Dataset rows describing interfaces
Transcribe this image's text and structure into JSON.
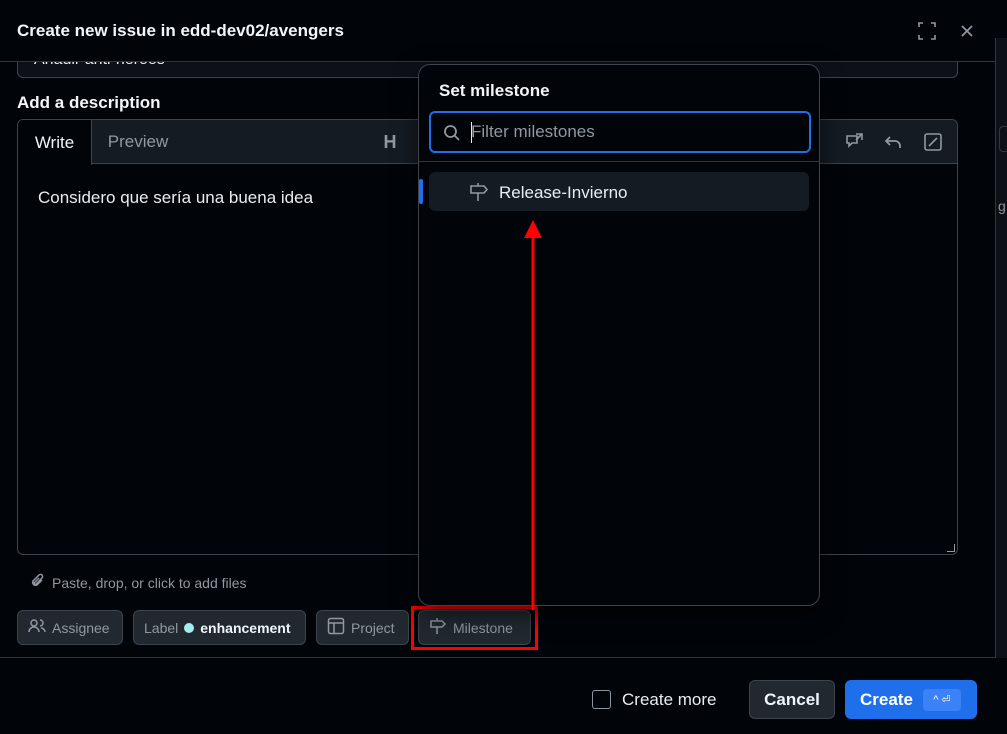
{
  "dialog": {
    "title": "Create new issue in edd-dev02/avengers",
    "issue_title_value": "Añadir anti-heroes",
    "description_label": "Add a description",
    "tabs": {
      "write": "Write",
      "preview": "Preview"
    },
    "toolbar_heading": "H",
    "description_text": "Considero que sería una buena idea",
    "attach_hint": "Paste, drop, or click to add files"
  },
  "metadata_buttons": {
    "assignee": "Assignee",
    "label_prefix": "Label",
    "label_value": "enhancement",
    "label_color": "#a2eeef",
    "project": "Project",
    "milestone": "Milestone"
  },
  "milestone_popover": {
    "title": "Set milestone",
    "search_placeholder": "Filter milestones",
    "items": [
      {
        "label": "Release-Invierno"
      }
    ]
  },
  "footer": {
    "create_more": "Create more",
    "cancel": "Cancel",
    "create": "Create",
    "create_shortcut": "^ ⏎"
  },
  "page_edge_text": "g",
  "colors": {
    "accent": "#1f6feb",
    "annotation": "#ff0000"
  }
}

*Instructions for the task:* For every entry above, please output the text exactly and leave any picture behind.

*Exercise answer:*
Transcribe this image's text and structure into JSON.
{
  "dialog": {
    "title": "Create new issue in edd-dev02/avengers",
    "issue_title_value": "Añadir anti-heroes",
    "description_label": "Add a description",
    "tabs": {
      "write": "Write",
      "preview": "Preview"
    },
    "toolbar_heading": "H",
    "description_text": "Considero que sería una buena idea",
    "attach_hint": "Paste, drop, or click to add files"
  },
  "metadata_buttons": {
    "assignee": "Assignee",
    "label_prefix": "Label",
    "label_value": "enhancement",
    "label_color": "#a2eeef",
    "project": "Project",
    "milestone": "Milestone"
  },
  "milestone_popover": {
    "title": "Set milestone",
    "search_placeholder": "Filter milestones",
    "items": [
      {
        "label": "Release-Invierno"
      }
    ]
  },
  "footer": {
    "create_more": "Create more",
    "cancel": "Cancel",
    "create": "Create",
    "create_shortcut": "^ ⏎"
  },
  "page_edge_text": "g",
  "colors": {
    "accent": "#1f6feb",
    "annotation": "#ff0000"
  }
}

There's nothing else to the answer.